CORONA DEL MAR, CALIF. — Conventional wisdom suggests that a pandemic would not bode well for jewelry sales. But for Mark Patterson, a fine jewelry designer with a retail store in this coastal Southern California enclave, 2020 has defied expectations at every turn. (And he’s not alone.)
“Wholesale is down — we haven’t done any trunk shows — but our retail store has doubled sales from last year,” Mr. Patterson said in late October. “It’s crazy. We don’t know how to explain it.”
Actually, he did. “Big diamonds,” he said.
Mr. Patterson described a recent sale to a local couple: “They had plans to travel for their 20th anniversary — Europe or maybe Australia — and their trip was canceled due to Covid, so they decided to upgrade her diamond engagement ring from one carat to four carats,” Mr. Patterson said. “They spent close to $55,000.”
For the first time, jewelers are enjoying a holiday season unburdened by competition from their No. 1 rival, travel. It’s one way to explain the category’s unexpected resilience during a year of crisis. But it’s not the only one.
“People are realizing, ‘Wow, life is short, why don’t we get married?’” said Edahn Golan, a diamond and jewelry industry analyst based in Israel. “It’s all about love, emotions, the fragility of life.”
Mr. Golan said that, in the United States, retail jewelry sales in March and April fell by $3.8 billion compared with the same period in 2019 — retail stores there were closed in these early days of the pandemic.
Once lockdowns eased in June, July and August, however, sales for that period grew by $1 billion year over year. Engagement ring sales led the charge, he said.
Couples who tied the knot this year cut down on “guests, food, flowers, party favors,” Mr. Golan said. “The one area where there’s the least tendency to compromise is on the bride’s jewelry because it’s long-lasting, and ‘I gave up on everything else, why should I give up on this?’”
If the crisis has spurred people with means to buy jewelry as an expression of love, it’s inspired those with even greater means to look at it through an age-old lens: as a tangible form of wealth.

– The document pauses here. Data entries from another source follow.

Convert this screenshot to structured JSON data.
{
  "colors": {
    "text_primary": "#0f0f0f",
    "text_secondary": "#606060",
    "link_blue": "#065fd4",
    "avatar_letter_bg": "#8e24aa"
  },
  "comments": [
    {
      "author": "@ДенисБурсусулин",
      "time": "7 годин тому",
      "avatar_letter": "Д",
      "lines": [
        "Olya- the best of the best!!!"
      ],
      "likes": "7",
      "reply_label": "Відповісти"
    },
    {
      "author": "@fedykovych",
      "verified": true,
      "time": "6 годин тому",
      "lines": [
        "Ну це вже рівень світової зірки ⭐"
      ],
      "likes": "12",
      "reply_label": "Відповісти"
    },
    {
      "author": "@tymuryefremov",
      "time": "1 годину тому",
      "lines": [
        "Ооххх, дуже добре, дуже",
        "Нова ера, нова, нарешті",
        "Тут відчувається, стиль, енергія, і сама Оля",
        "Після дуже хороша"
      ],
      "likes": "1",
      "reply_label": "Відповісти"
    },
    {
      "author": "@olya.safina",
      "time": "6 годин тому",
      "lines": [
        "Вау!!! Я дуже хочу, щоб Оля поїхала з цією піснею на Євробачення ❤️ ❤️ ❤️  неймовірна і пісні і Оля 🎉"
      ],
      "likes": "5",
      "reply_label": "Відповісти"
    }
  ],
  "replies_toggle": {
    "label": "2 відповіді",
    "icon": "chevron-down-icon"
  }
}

Gary Schuler, worldwide chairman of Sotheby’s jewelry department, saw that at the house’s Magnificent Jewels sale in Geneva last month, where the 14.83-carat Spirit of the Rose, a fancy vivid purple-pink diamond, sold for $26.6 million, making it the most valuable jewel auctioned in 2020.
“People are looking for hard assets,” Mr. Schuler said. “We’re seeing it in these and other categories we sell at Sotheby’s: contemporary art, old master paintings.”
All of these factors help explain why sales of fine jewelry, pieces priced at less than $50,000, have performed better than most luxury categories, said Luca Solca, senior research analyst for global luxury goods at Bernstein.
“The only caveat is high jewelry, which has suffered from the lack of opportunities to present products to potential customers (normally,